» RECORD EXCERPTS
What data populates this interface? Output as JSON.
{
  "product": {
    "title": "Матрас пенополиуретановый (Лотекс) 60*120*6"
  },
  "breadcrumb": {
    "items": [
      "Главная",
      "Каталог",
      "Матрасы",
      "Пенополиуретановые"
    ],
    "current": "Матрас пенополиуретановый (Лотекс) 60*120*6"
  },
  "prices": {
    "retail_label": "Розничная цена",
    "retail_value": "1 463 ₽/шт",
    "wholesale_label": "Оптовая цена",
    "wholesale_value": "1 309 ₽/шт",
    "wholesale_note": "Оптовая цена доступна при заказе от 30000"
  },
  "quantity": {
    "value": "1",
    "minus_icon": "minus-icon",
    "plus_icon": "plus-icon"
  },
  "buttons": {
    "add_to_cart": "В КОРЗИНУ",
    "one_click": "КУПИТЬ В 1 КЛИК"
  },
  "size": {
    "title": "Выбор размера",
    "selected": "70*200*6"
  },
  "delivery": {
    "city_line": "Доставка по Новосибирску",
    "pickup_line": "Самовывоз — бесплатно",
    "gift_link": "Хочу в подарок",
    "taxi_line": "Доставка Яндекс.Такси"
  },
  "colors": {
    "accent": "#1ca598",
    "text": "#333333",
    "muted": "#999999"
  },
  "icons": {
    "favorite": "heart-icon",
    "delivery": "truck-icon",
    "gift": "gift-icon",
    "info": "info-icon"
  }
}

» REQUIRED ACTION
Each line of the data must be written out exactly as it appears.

» ANSWER FOR THIS EXERCISE
What data populates this interface? Output as JSON.
{
  "product": {
    "title": "Матрас пенополиуретановый (Лотекс) 60*120*6"
  },
  "breadcrumb": {
    "items": [
      "Главная",
      "Каталог",
      "Матрасы",
      "Пенополиуретановые"
    ],
    "current": "Матрас пенополиуретановый (Лотекс) 60*120*6"
  },
  "prices": {
    "retail_label": "Розничная цена",
    "retail_value": "1 463 ₽/шт",
    "wholesale_label": "Оптовая цена",
    "wholesale_value": "1 309 ₽/шт",
    "wholesale_note": "Оптовая цена доступна при заказе от 30000"
  },
  "quantity": {
    "value": "1",
    "minus_icon": "minus-icon",
    "plus_icon": "plus-icon"
  },
  "buttons": {
    "add_to_cart": "В КОРЗИНУ",
    "one_click": "КУПИТЬ В 1 КЛИК"
  },
  "size": {
    "title": "Выбор размера",
    "selected": "70*200*6"
  },
  "delivery": {
    "city_line": "Доставка по Новосибирску",
    "pickup_line": "Самовывоз — бесплатно",
    "gift_link": "Хочу в подарок",
    "taxi_line": "Доставка Яндекс.Такси"
  },
  "colors": {
    "accent": "#1ca598",
    "text": "#333333",
    "muted": "#999999"
  },
  "icons": {
    "favorite": "heart-icon",
    "delivery": "truck-icon",
    "gift": "gift-icon",
    "info": "info-icon"
  }
}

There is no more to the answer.